Zinc (Zamak) Alloys
Zinc is commonly alloyed with aluminum (at about 4%), and magnesium. Copper may be used as an alloying element mainly to improve wear resistance. These alloys are commonly referred to as Zamak alloys, which is an acronym for zinc, aluminum, magnesium and copper. Zinc alloys have a melting range of about 380-390°C (~ 725°F) although higher levels of aluminum can increase the melting point to as high as 480°C (~ 900°F). Low aluminum content and melting temperatures below 400°C (750°F) allow zinc alloys to be die cast using hot-chamber machines. Due to the lower temperatures and pressures at which zinc alloy is die cast, die life is significantly increased and die maintenance is reduced. And, because of the narrow solidification range of Zamak alloys, castings can be produced with very fast cycle times.

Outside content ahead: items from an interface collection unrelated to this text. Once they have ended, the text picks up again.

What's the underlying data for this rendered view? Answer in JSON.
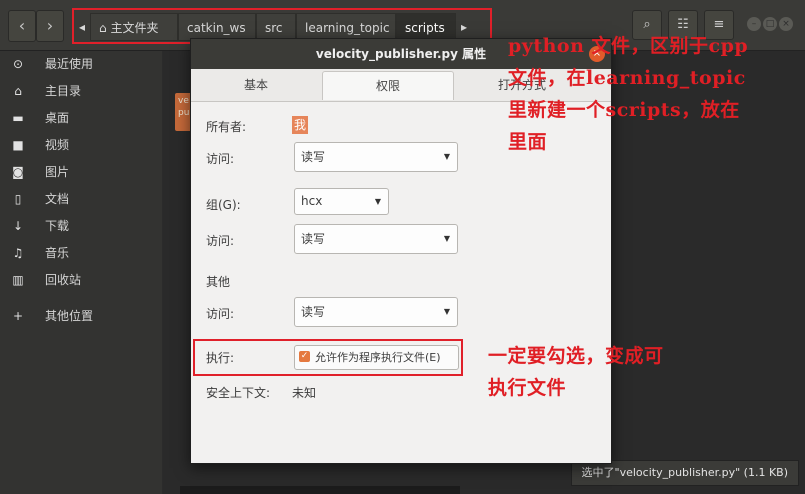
{
  "header": {
    "back_icon": "‹",
    "forward_icon": "›",
    "crumb_scroll_left": "◂",
    "crumb_scroll_right": "▸",
    "breadcrumbs": [
      "主文件夹",
      "catkin_ws",
      "src",
      "learning_topic",
      "scripts"
    ],
    "active_crumb": "scripts"
  },
  "sidebar": {
    "items": [
      {
        "icon": "clock-icon",
        "glyph": "⊙",
        "label": "最近使用"
      },
      {
        "icon": "home-icon",
        "glyph": "⌂",
        "label": "主目录"
      },
      {
        "icon": "folder-icon",
        "glyph": "▬",
        "label": "桌面"
      },
      {
        "icon": "video-icon",
        "glyph": "■",
        "label": "视频"
      },
      {
        "icon": "camera-icon",
        "glyph": "◙",
        "label": "图片"
      },
      {
        "icon": "document-icon",
        "glyph": "▯",
        "label": "文档"
      },
      {
        "icon": "download-icon",
        "glyph": "↓",
        "label": "下载"
      },
      {
        "icon": "music-icon",
        "glyph": "♫",
        "label": "音乐"
      },
      {
        "icon": "trash-icon",
        "glyph": "▥",
        "label": "回收站"
      },
      {
        "icon": "plus-icon",
        "glyph": "+",
        "label": "其他位置"
      }
    ]
  },
  "filearea": {
    "file_icon_text": "ve\npu",
    "status": "选中了\"velocity_publisher.py\" (1.1 KB)"
  },
  "dialog": {
    "title": "velocity_publisher.py 属性",
    "tabs": [
      "基本",
      "权限",
      "打开方式"
    ],
    "active_tab": "权限",
    "owner_label": "所有者:",
    "owner_value": "我",
    "owner_access_label": "访问:",
    "owner_access_value": "读写",
    "group_label": "组(G):",
    "group_value": "hcx",
    "group_access_label": "访问:",
    "group_access_value": "读写",
    "others_label": "其他",
    "others_access_label": "访问:",
    "others_access_value": "读写",
    "exec_label": "执行:",
    "exec_checkbox": "允许作为程序执行文件(E)",
    "exec_checked": true,
    "context_label": "安全上下文:",
    "context_value": "未知"
  },
  "annotations": {
    "top_note": "python 文件，区别于cpp文件，在learning_topic里新建一个scripts，放在里面",
    "top_note_lines": [
      "python 文件，区别于cpp",
      "文件，在learning_topic",
      "里新建一个scripts，放在",
      "里面"
    ],
    "exec_note_lines": [
      "一定要勾选，变成可",
      "执行文件"
    ]
  },
  "colors": {
    "annotation_red": "#e01f25",
    "accent_orange": "#e5793f"
  }
}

The lower die temperatures and fast cycle times require that any release agent for zinc must evaporate quickly at the die temperature. Solvent-based products are commonly used in such applications. Where longer cycle times and heavier castings are involved, water-based lubricants have been successfully used.